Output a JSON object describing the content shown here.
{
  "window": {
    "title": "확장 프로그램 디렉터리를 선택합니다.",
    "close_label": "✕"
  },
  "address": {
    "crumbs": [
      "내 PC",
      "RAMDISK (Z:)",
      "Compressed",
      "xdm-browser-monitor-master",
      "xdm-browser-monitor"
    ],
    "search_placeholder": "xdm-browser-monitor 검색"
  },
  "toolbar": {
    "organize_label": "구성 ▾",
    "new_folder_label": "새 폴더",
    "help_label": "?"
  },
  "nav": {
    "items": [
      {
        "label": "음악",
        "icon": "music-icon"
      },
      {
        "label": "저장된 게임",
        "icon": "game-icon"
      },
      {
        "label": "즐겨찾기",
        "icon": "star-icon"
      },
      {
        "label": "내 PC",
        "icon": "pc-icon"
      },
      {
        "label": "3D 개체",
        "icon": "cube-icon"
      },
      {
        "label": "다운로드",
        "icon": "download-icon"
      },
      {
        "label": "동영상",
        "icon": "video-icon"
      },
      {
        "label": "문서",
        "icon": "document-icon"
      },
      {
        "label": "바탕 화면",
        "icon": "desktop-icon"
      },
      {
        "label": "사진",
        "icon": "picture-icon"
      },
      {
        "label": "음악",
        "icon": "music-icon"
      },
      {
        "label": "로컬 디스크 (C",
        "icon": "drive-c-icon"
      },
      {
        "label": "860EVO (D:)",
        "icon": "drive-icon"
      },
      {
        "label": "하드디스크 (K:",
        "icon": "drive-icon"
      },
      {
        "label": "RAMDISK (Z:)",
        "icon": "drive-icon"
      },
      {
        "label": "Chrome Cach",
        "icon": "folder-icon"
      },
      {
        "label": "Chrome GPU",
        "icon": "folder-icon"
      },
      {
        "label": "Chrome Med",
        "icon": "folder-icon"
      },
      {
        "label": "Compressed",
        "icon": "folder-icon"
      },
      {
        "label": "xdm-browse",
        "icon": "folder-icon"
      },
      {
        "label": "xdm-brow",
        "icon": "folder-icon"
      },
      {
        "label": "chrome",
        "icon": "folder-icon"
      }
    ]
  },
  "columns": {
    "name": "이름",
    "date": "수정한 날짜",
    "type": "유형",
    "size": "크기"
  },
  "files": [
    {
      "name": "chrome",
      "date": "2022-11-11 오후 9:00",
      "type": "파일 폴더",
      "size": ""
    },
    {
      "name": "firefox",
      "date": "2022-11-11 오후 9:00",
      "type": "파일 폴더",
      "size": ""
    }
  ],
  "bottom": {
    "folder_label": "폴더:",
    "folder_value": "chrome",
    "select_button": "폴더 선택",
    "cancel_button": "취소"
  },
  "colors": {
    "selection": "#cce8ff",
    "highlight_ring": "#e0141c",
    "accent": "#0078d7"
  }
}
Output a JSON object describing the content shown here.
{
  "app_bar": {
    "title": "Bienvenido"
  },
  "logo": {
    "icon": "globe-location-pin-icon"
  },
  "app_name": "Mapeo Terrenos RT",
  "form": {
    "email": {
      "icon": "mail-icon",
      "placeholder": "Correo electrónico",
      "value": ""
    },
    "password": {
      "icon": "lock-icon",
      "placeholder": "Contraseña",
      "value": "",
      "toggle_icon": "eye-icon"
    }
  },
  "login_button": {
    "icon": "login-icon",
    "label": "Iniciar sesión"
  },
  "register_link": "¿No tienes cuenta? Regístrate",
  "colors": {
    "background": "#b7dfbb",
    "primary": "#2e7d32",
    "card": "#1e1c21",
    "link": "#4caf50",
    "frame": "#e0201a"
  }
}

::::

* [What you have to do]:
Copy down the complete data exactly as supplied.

* [Result of the exercise]:
Output a JSON object describing the content shown here.
{
  "window": {
    "title": "확장 프로그램 디렉터리를 선택합니다.",
    "close_label": "✕"
  },
  "address": {
    "crumbs": [
      "내 PC",
      "RAMDISK (Z:)",
      "Compressed",
      "xdm-browser-monitor-master",
      "xdm-browser-monitor"
    ],
    "search_placeholder": "xdm-browser-monitor 검색"
  },
  "toolbar": {
    "organize_label": "구성 ▾",
    "new_folder_label": "새 폴더",
    "help_label": "?"
  },
  "nav": {
    "items": [
      {
        "label": "음악",
        "icon": "music-icon"
      },
      {
        "label": "저장된 게임",
        "icon": "game-icon"
      },
      {
        "label": "즐겨찾기",
        "icon": "star-icon"
      },
      {
        "label": "내 PC",
        "icon": "pc-icon"
      },
      {
        "label": "3D 개체",
        "icon": "cube-icon"
      },
      {
        "label": "다운로드",
        "icon": "download-icon"
      },
      {
        "label": "동영상",
        "icon": "video-icon"
      },
      {
        "label": "문서",
        "icon": "document-icon"
      },
      {
        "label": "바탕 화면",
        "icon": "desktop-icon"
      },
      {
        "label": "사진",
        "icon": "picture-icon"
      },
      {
        "label": "음악",
        "icon": "music-icon"
      },
      {
        "label": "로컬 디스크 (C",
        "icon": "drive-c-icon"
      },
      {
        "label": "860EVO (D:)",
        "icon": "drive-icon"
      },
      {
        "label": "하드디스크 (K:",
        "icon": "drive-icon"
      },
      {
        "label": "RAMDISK (Z:)",
        "icon": "drive-icon"
      },
      {
        "label": "Chrome Cach",
        "icon": "folder-icon"
      },
      {
        "label": "Chrome GPU",
        "icon": "folder-icon"
      },
      {
        "label": "Chrome Med",
        "icon": "folder-icon"
      },
      {
        "label": "Compressed",
        "icon": "folder-icon"
      },
      {
        "label": "xdm-browse",
        "icon": "folder-icon"
      },
      {
        "label": "xdm-brow",
        "icon": "folder-icon"
      },
      {
        "label": "chrome",
        "icon": "folder-icon"
      }
    ]
  },
  "columns": {
    "name": "이름",
    "date": "수정한 날짜",
    "type": "유형",
    "size": "크기"
  },
  "files": [
    {
      "name": "chrome",
      "date": "2022-11-11 오후 9:00",
      "type": "파일 폴더",
      "size": ""
    },
    {
      "name": "firefox",
      "date": "2022-11-11 오후 9:00",
      "type": "파일 폴더",
      "size": ""
    }
  ],
  "bottom": {
    "folder_label": "폴더:",
    "folder_value": "chrome",
    "select_button": "폴더 선택",
    "cancel_button": "취소"
  },
  "colors": {
    "selection": "#cce8ff",
    "highlight_ring": "#e0141c",
    "accent": "#0078d7"
  }
}
Output a JSON object describing the content shown here.
{
  "app_bar": {
    "title": "Bienvenido"
  },
  "logo": {
    "icon": "globe-location-pin-icon"
  },
  "app_name": "Mapeo Terrenos RT",
  "form": {
    "email": {
      "icon": "mail-icon",
      "placeholder": "Correo electrónico",
      "value": ""
    },
    "password": {
      "icon": "lock-icon",
      "placeholder": "Contraseña",
      "value": "",
      "toggle_icon": "eye-icon"
    }
  },
  "login_button": {
    "icon": "login-icon",
    "label": "Iniciar sesión"
  },
  "register_link": "¿No tienes cuenta? Regístrate",
  "colors": {
    "background": "#b7dfbb",
    "primary": "#2e7d32",
    "card": "#1e1c21",
    "link": "#4caf50",
    "frame": "#e0201a"
  }
}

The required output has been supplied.